The In Her Name Vigil is a collaboration between various non-profit organizations in St. John’s, including the St. John’s Status of Women Council, the Women’s Centre, St. John’s Native Friendship Centre, Newfoundland and Labrador Sexual Assault Crisis and Prevention Centre and Violence Prevention.
Jenny Wright is the executive director of the St. John Status of Women Council.
“If we don’t continue to read the names and honour the lives of these women, they become forgotten,” said Wright.
The event is one she says they spend a lot of time planning for, as it is such a sensitive evening for so many.
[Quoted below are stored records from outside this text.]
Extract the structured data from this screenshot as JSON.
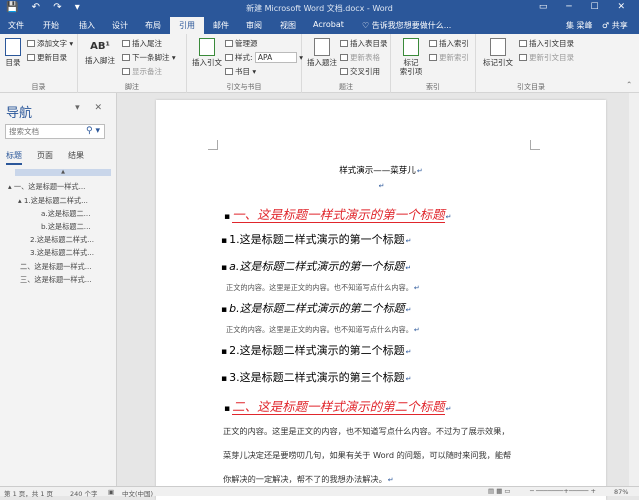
{
  "titlebar": {
    "quick_access": "💾 ↶ ↷ ▾",
    "document_title": "新建 Microsoft Word 文档.docx - Word",
    "window_controls": "▭ ─ ☐ ✕"
  },
  "tabs": [
    {
      "label": "文件"
    },
    {
      "label": "开始"
    },
    {
      "label": "插入"
    },
    {
      "label": "设计"
    },
    {
      "label": "布局"
    },
    {
      "label": "引用"
    },
    {
      "label": "邮件"
    },
    {
      "label": "审阅"
    },
    {
      "label": "视图"
    },
    {
      "label": "Acrobat"
    },
    {
      "label": "♡ 告诉我您想要做什么..."
    },
    {
      "label": "集 梁峰"
    },
    {
      "label": "♂ 共享"
    }
  ],
  "ribbon": {
    "toc": {
      "big": "目录",
      "add_text": "添加文字",
      "update": "更新目录",
      "label": "目录"
    },
    "footnotes": {
      "big": "插入脚注",
      "ab": "AB¹",
      "insert_endnote": "插入尾注",
      "next_footnote": "下一条脚注",
      "show_notes": "显示备注",
      "label": "脚注"
    },
    "citations": {
      "big": "插入引文",
      "manage": "管理源",
      "style_label": "样式:",
      "style_value": "APA",
      "bibliography": "书目",
      "label": "引文与书目"
    },
    "captions": {
      "big": "插入题注",
      "insert_toc_fig": "插入表目录",
      "update_table": "更新表格",
      "cross_ref": "交叉引用",
      "label": "题注"
    },
    "index": {
      "big": "标记\n索引项",
      "insert_index": "插入索引",
      "update_index": "更新索引",
      "label": "索引"
    },
    "authorities": {
      "big": "标记引文",
      "insert_toa": "插入引文目录",
      "update_toa": "更新引文目录",
      "label": "引文目录"
    }
  },
  "nav": {
    "title": "导航",
    "search_placeholder": "搜索文档",
    "tabs": [
      "标题",
      "页面",
      "结果"
    ],
    "items": [
      "▴ 一、这是标题一样式...",
      "▴ 1.这是标题二样式...",
      "a.这是标题二...",
      "b.这是标题二...",
      "2.这是标题二样式...",
      "3.这是标题二样式...",
      "二、这是标题一样式...",
      "三、这是标题一样式..."
    ]
  },
  "doc": {
    "heading": "样式演示——菜芽儿",
    "para_mark": "↵",
    "bullet": "▪",
    "lines": [
      "一、这是标题一样式演示的第一个标题",
      "1.这是标题二样式演示的第一个标题",
      "a.这是标题二样式演示的第一个标题",
      "正文的内容。这里是正文的内容。也不知道写点什么内容。",
      "b.这是标题二样式演示的第二个标题",
      "正文的内容。这里是正文的内容。也不知道写点什么内容。",
      "2.这是标题二样式演示的第二个标题",
      "3.这是标题二样式演示的第三个标题",
      "二、这是标题一样式演示的第二个标题",
      "正文的内容。这里是正文的内容，也不知道写点什么内容。不过为了展示效果，",
      "菜芽儿决定还是要唠叨几句，如果有关于 Word 的问题，可以随时来问我，能帮",
      "你解决的一定解决，帮不了的我想办法解决。"
    ]
  },
  "status": {
    "page": "第 1 页，共 1 页",
    "words": "240 个字",
    "language": "中文(中国)",
    "zoom": "87%"
  },
  "colors": {
    "accent": "#2b579a",
    "heading1": "#e0262c"
  }
}
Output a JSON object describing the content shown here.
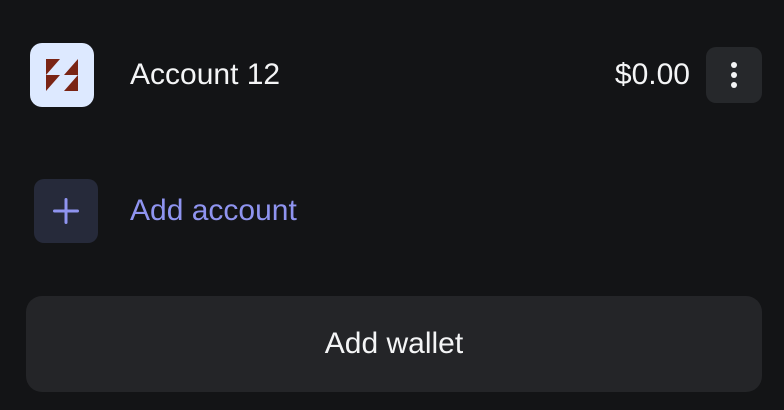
{
  "account": {
    "avatar_icon": "hourglass-logo-icon",
    "name": "Account 12",
    "balance": "$0.00",
    "more_icon": "vertical-dots-icon"
  },
  "add_account": {
    "icon": "plus-icon",
    "label": "Add account"
  },
  "add_wallet": {
    "label": "Add wallet"
  },
  "colors": {
    "background": "#131416",
    "accent": "#8f94f0",
    "avatar_bg": "#dde9ff",
    "logo": "#7a2414"
  }
}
She referred to it as a “call for action”, saying the time is now to not only see justice, but to also see safety for future women and girls in the province.
“Each year when we read them, more and more families come forward and tell us more about the lives of these women,” Wright said after the vigil on Wednesday night in St. John’s.
“It’s a painful event, but an important one.”
Hundreds gathered and mourned the women named, and by the end of the reading, not a dry eye remained. During a moment of silence, sobs rang out as people comforted family members, friends, and strangers alike.
A vast amount of those present were wearing white t-shirts with purple lettering, butterflies, and bright orange touques – members of Cortney’s Search Angels.
Both family and strangers to Cortney Michelle Lake make up the group, and have spent hours on end searching for the young woman’s body since her disappearance over the summer. They stood in solace, holding pictures of Cortney and remembering the young mother among the dozens of others who faced the same horrible fate.
Lake’s disappearance was declared a homicide by RNC shortly after her she vanished, but no charges have been laid.
Glenda Power is Lake’s aunt.
“For the first time, my niece’s name is on the list of missing and murdered women in this province,” Power said.
The pain in her voice rang louder than her words.
“It is incumbent on us as her family and loved ones to be here and speak her name out loud, and to make sure that she is never forgotten” Power said, her voice breaking.
“She is always on the minds of the people in this province because we need to find her. We need to see justice, and we need to be sure that the women of this province are safe.”